Hallermann said support of the programs continue to snowball. “Our advisory boards are strong and vibrant. Our concern at the university is matching the number of students in our programs with the number of opportunities available. Our alumni and advisory board members are extremely generous with hiring students in our programs. We are very fortunate the industry recognizes the value our students provide as employees straight out of A&M.” Mays added a second faculty member last year to serve as a co-director of TRIP: Susie Zeal, an executive professor with over three decades of experience in the industry.
Hallermann said he continues to be challenged in attracting the right students. “We are not necessarily looking just for the student with the 4.0. These programs require students to be comfortable with risk and uncertainty,” he said. “This path requires people that are intelligent, but more importantly, are coachable, and have the mental tenacity to fight with challenging problems. Those who are not willing to work to learn or to understand they will make mistakes -and expect to learn from their mistakes- will not be comfortable in this industry.”
Cindy Taylor on the Business of Energy
“So much of what we do is cyclical.

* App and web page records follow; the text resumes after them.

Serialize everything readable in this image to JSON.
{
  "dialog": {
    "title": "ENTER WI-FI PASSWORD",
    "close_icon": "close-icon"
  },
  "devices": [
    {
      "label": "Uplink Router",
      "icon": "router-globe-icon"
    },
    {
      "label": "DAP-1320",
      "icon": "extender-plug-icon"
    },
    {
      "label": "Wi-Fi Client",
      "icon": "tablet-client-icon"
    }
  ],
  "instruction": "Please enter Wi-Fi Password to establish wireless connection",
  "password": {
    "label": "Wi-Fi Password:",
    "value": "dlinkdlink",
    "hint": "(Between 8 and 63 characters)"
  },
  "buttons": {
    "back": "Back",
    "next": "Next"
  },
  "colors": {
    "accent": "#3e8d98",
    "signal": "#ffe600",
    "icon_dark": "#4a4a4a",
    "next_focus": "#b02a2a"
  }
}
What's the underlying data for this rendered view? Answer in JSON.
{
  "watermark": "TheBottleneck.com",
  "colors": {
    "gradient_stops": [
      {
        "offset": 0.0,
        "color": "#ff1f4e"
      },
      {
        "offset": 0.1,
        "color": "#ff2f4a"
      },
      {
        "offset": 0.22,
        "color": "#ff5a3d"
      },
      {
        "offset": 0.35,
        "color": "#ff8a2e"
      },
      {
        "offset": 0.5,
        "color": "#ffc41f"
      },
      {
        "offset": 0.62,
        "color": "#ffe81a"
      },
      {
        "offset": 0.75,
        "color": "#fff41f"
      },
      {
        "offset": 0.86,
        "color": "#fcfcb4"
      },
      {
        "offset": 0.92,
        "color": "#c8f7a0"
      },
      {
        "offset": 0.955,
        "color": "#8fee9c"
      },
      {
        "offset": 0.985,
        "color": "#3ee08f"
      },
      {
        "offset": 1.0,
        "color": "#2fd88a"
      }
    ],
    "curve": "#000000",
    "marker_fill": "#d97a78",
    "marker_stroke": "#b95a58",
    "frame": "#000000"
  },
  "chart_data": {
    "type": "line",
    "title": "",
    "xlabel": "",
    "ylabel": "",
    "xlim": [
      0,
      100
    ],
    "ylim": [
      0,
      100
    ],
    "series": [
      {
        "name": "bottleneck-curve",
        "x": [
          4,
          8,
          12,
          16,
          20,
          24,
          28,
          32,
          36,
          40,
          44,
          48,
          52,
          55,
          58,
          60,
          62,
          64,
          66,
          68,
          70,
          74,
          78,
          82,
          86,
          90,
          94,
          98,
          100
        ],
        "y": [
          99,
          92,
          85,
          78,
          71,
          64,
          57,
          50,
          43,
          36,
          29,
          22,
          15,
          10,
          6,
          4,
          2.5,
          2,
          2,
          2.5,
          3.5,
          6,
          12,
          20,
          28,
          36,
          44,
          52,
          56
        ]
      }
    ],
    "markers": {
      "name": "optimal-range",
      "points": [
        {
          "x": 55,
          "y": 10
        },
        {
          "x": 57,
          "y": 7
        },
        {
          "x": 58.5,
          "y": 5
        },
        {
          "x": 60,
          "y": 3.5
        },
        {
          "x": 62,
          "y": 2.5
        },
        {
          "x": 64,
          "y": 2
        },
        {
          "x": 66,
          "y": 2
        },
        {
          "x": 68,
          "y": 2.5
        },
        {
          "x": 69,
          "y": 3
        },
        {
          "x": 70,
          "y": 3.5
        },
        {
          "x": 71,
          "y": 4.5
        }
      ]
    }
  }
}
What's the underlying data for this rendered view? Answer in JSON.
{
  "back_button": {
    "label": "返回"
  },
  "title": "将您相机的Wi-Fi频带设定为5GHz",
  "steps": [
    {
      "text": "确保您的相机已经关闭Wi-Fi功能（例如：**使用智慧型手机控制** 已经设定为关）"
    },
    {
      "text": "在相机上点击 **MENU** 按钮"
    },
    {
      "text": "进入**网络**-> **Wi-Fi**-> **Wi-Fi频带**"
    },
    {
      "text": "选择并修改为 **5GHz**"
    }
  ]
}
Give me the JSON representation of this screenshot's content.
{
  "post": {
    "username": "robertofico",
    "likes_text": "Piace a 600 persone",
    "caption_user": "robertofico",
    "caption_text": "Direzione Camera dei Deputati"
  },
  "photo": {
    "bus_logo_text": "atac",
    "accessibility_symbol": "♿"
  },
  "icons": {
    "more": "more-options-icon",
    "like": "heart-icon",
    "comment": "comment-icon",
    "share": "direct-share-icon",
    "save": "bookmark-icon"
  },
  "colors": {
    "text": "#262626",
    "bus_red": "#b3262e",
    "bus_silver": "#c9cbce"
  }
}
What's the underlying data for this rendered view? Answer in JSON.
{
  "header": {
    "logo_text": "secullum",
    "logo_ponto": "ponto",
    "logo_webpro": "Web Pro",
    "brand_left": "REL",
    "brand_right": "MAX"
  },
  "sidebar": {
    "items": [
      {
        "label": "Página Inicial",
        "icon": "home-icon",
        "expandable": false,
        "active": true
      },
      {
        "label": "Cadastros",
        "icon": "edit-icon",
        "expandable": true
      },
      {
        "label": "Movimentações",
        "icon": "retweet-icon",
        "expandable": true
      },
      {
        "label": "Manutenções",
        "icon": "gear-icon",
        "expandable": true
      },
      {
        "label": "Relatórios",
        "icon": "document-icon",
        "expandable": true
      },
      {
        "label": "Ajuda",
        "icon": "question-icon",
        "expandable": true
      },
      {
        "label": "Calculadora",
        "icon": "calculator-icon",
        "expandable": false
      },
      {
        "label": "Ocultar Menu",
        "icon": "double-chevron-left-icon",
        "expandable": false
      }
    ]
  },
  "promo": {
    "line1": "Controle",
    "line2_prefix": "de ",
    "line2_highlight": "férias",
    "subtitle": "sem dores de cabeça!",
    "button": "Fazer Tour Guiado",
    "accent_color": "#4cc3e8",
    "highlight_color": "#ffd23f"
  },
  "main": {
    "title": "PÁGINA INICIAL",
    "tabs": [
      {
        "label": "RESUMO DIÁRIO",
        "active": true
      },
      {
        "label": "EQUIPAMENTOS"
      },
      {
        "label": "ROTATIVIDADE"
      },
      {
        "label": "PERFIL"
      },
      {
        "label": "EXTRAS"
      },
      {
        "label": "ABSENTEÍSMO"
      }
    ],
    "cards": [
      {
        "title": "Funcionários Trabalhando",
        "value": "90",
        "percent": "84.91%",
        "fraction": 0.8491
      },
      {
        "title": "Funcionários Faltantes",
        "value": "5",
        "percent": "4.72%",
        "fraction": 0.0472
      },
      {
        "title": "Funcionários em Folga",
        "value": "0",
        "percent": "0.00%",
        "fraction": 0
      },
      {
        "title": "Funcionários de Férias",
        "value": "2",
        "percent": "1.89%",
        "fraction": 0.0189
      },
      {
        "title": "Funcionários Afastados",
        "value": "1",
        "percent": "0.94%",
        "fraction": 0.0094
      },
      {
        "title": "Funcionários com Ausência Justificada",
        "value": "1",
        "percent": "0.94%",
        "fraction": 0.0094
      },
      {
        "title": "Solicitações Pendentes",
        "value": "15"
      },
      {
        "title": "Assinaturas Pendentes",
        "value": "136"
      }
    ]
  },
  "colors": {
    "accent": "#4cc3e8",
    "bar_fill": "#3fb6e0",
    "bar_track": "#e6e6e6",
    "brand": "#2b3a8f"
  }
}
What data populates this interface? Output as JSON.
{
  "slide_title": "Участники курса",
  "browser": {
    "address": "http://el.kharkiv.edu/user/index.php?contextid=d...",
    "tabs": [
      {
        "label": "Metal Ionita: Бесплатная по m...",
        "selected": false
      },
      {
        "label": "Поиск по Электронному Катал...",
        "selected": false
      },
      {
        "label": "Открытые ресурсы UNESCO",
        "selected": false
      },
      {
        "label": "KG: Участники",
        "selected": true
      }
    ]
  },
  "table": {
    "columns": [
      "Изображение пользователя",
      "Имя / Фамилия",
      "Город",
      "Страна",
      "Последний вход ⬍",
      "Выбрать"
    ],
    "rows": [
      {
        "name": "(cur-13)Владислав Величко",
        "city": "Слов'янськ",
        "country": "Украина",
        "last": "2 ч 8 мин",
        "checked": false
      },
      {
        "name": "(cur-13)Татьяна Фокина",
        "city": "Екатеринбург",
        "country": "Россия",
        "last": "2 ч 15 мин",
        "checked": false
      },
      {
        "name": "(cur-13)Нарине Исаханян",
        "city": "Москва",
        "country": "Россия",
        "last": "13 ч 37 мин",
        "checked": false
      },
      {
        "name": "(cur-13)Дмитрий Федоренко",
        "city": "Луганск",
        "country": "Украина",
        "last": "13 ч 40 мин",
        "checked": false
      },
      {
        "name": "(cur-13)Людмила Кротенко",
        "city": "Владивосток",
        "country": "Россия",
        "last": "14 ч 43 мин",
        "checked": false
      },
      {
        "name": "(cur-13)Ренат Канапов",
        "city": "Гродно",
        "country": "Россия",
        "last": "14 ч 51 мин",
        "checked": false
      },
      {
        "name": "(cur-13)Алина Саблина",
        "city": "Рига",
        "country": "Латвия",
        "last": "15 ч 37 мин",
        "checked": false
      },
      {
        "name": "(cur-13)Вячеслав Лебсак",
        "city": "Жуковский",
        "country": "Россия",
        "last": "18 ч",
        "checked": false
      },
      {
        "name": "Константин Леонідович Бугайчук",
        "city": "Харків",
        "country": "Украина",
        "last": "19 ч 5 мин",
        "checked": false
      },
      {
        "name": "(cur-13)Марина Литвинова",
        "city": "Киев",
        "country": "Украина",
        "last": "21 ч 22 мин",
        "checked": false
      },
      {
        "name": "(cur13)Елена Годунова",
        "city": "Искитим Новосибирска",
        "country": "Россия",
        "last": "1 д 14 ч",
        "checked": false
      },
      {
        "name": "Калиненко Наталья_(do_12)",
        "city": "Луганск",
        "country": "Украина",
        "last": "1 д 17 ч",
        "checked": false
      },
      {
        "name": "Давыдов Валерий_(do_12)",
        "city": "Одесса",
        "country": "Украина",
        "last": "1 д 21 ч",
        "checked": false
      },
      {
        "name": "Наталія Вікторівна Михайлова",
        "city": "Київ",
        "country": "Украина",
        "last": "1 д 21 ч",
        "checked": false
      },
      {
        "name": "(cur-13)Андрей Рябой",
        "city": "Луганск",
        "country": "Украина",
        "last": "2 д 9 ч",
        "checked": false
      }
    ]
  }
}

We focus on organization, efficiencies, and effectively delivering quality products on time and under budget,” she said. “We have to be adaptable and flexible, and we have to be very focused on our goals.”
Taylor said she does a lot of scenario planning based on knowledge of the business, the customers, and the market. “You’re always trying to push the envelope to do things better, faster, and more efficiently,” she said. “That’s where the creativity comes in. That’s where you pull from everything you’ve learned and face the real tests.”
Mays and the Business of Energy
According to the U.S. Energy Information Administration, U.S. energy expenditures totaled 5.6% of GDP in 2016. Dive deeper into how Mays impacts this essential industry. https://www.eia.gov/todayinenergy/detail.php?id=36754
Trading, Risk, & Investments Program graduate
The Trading, Risk, & Investments Program has supplemented my educational and professional career invaluably. The petroleum boom in The U.S. -Texas especially- has opened up a myriad of opportunities in the industry, and the program helps students at Texas A&M take advantage of this. This is achieved in a few ways: coursework tailored to educating students on industry norms and the reasoning behind them, workshops to build upon excel knowledge, internships, and mentorship from current industry professionals and older TRIP students.
For me, the flexibility of the coursework was the most beneficial. In addition to getting a Master’s degree, I was able to take coursework in pursuit of an international affairs certificate at The Bush School of Government and Public Service in order to better understand how global politics affects the domestic petroleum market. I believe that in the coming years, professionals in the petroleum industry will need an international focus, because of the United States’ growing role as an energy exporter. I also found that the internship experience I gained from the program was a great benefit for my career. It allows me to start off my career with work experience under my belt, which helped in the classroom and subsequent internships.
-Vincent Turner ’19